The other question is how Windows 8's radically different look and feel will work for desktop and laptop power users, who have generally spent decades becoming versed in the intricacies of previous Windows editions.
Speaking of tablets, rumors emerged this week that Microsoft is attempting to keep its manufacturing partners on a tight leash when it comes to building those devices for Windows.
Those rumors stemmed from a June 1 article in The Wall Street Journal, itself quoting unnamed "people familiar with the matter," which said that Microsoft wants five chip makers to each pair with a single tablet manufacturer. The chip makers include Intel, AMD, Nvidia, Texas Instruments and Qualcomm, which would eventually be allowed to expand beyond that single partner.
If confirmed, and if the various chip makers and manufacturers agree to that sort of setup, it would serve as yet another example of Microsoft's attempts to keep its mobile devices from fragmenting into a bewildering galaxy of different hardware and software options-something the company claims will ultimately harm its archrival Google's Android franchise.
Microsoft has followed a similar strategy before. With Windows Phone, the replacement for the increasingly antiquated Windows Mobile, Microsoft kept its hardware partners to a strict set of minimum hardware requirements, including a 5-megapixel camera and 1GHz processor. All Windows Phone devices also share a touch-screen and three primary hardware buttons. With that foundation in place, some hardware manufacturers then decided on some additional hardware tweaks to make their devices stand out in the marketplace. For example, the Dell Venue Pro offers a physical QWERTY keyboard.
However factual that manufacturing rumor turns out to be, Microsoft also found itself confronted with a more outlandish one this week: that the company intends to purchase Nokia's mobile phone business for around $19 billion.
Russian blogger Eldar Murtazin, known for his digging into Nokia's affairs, tweeted May 31 that: "One small software company decided last week that they could spent 19 bln USD to buy a part of small phone vendor. That's it."

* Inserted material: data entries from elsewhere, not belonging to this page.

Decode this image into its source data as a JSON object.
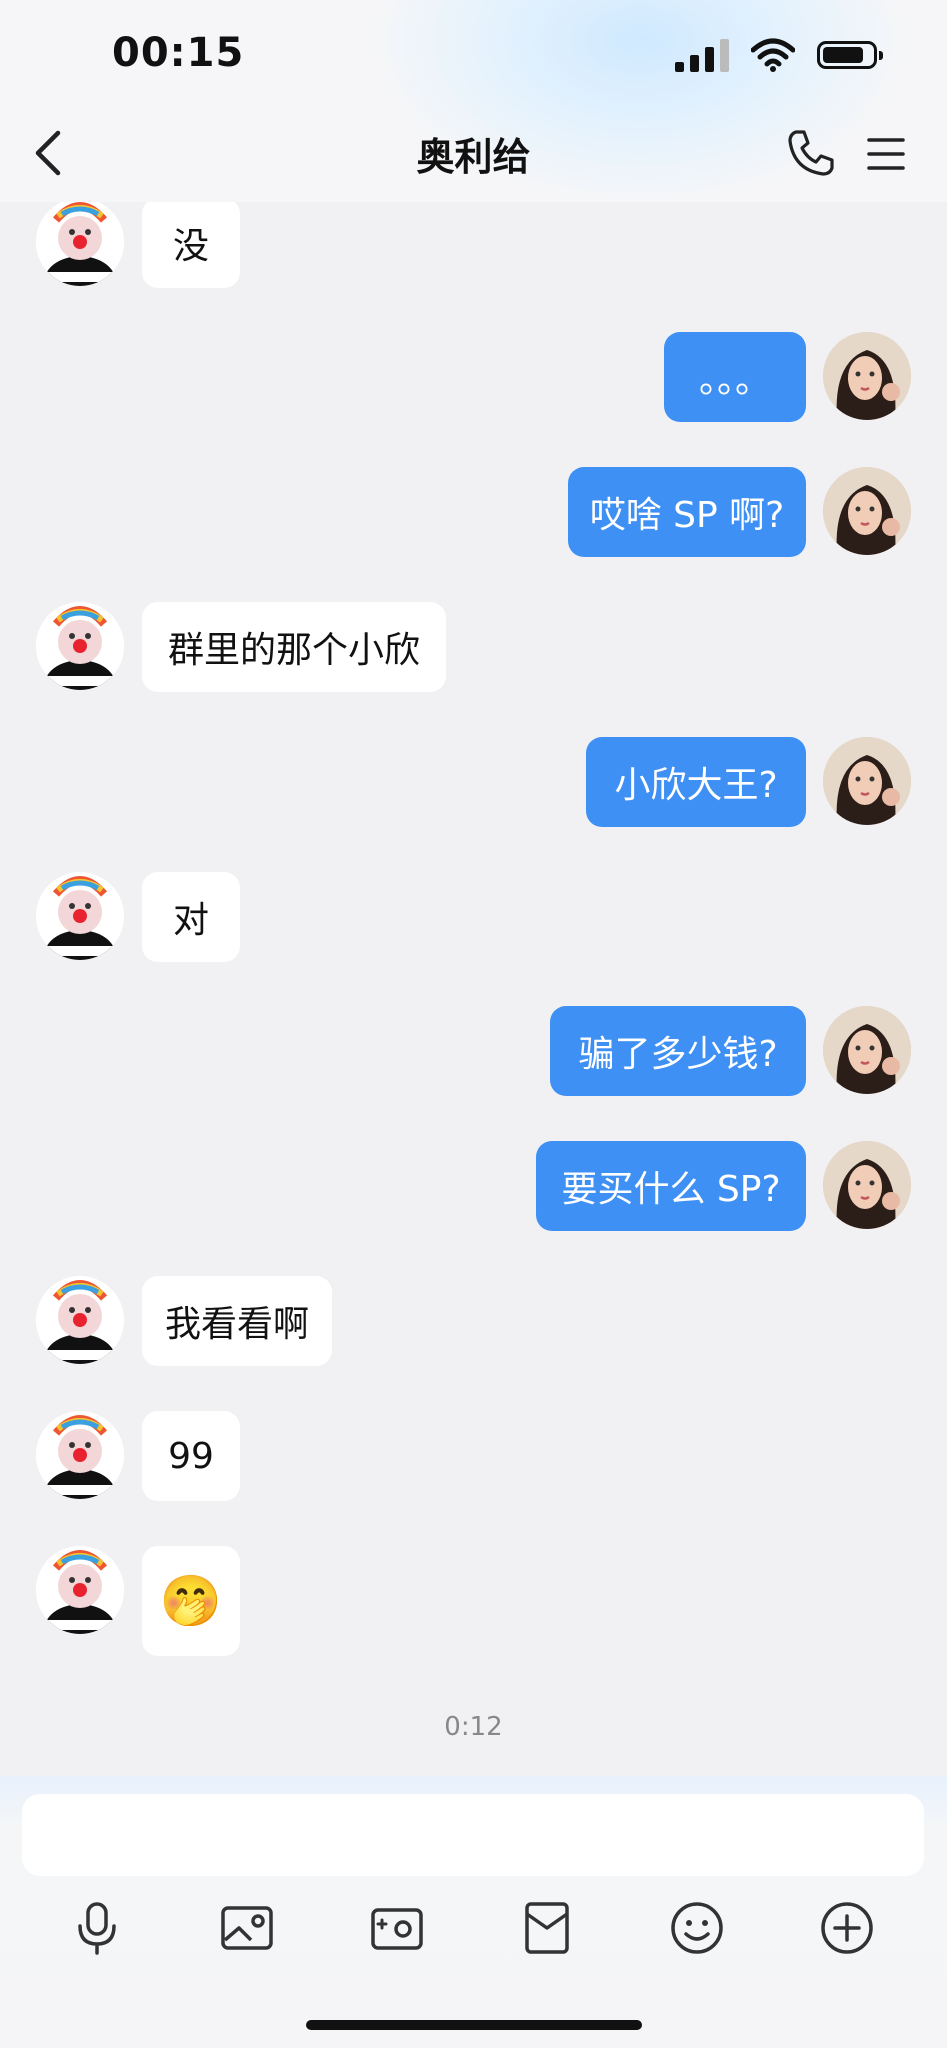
{
  "status_bar": {
    "time": "00:15"
  },
  "header": {
    "title": "奥利给"
  },
  "messages": [
    {
      "side": "in",
      "text": "没"
    },
    {
      "side": "out",
      "text": "。。。"
    },
    {
      "side": "out",
      "text": "哎啥 SP 啊?"
    },
    {
      "side": "in",
      "text": "群里的那个小欣"
    },
    {
      "side": "out",
      "text": "小欣大王?"
    },
    {
      "side": "in",
      "text": "对"
    },
    {
      "side": "out",
      "text": "骗了多少钱?"
    },
    {
      "side": "out",
      "text": "要买什么 SP?"
    },
    {
      "side": "in",
      "text": "我看看啊"
    },
    {
      "side": "in",
      "text": "99"
    },
    {
      "side": "in",
      "text": "🤭"
    }
  ],
  "timestamp": "0:12",
  "composer": {
    "input_placeholder": "",
    "tools": [
      "microphone-icon",
      "gallery-icon",
      "camera-icon",
      "red-packet-icon",
      "emoji-icon",
      "plus-icon"
    ]
  },
  "colors": {
    "outgoing_bubble": "#3f90f5",
    "incoming_bubble": "#ffffff",
    "background": "#f1f1f3"
  }
}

That was enough to activate online chatter and speculation, despite a Nokia spokesperson telling Reuters, "These rumors are 100 percent baseless." Nonetheless, Nokia's tumbling stock price helped give the rumors some added gas. Microsoft already has a deal in place to port Windows Phone software onto Nokia's smartphones, in exchange for roughly $1 billion over five years.
"We would continue to avoid the stock as Symbian smartphone sales are falling off faster than expected, and we are skeptical that new Windows Phone (WP) models will be able to replace lost profits," Stephen Patel, an analyst with Gleacher & Company, wrote in a May 31 research note. "Our checks suggest mixed carrier support for Nokia's transition to WP."
Moreover, he voiced worries about Windows Phone's ability to substitute Symbian's marketplace role with little attrition: "We remain concerned that WP industry sales remain below 2mil units/quarter and that [Nokia's] scale will not be enough to offset a faster-than-expected drop-off in Symbian phone sales."
Other analysts see the Microsoft-Nokia deal as an outright win for Apple and its iOS ecosystem-particularly if Microsoft purchases all or part of its new partner for the aforementioned $19 billion.
"We believe Nokia is a great source of market share opportunity for Apple," Brian White, an analyst with Ticonderoga Securities, wrote in a June 1 research note. "Microsoft's myopic approach outside the PC market is likely to provide more of a drag for Nokia's mobile phone business and uncertainty for customers, allowing Apple's iPhone to gain even further market share in the coming quarters, in our view."
In other words, even without the task of acquiring and absorbing a massive company, Microsoft already has enough of a challenge ahead of it in mobility-not to mention in prepping a whole new operating system for launch.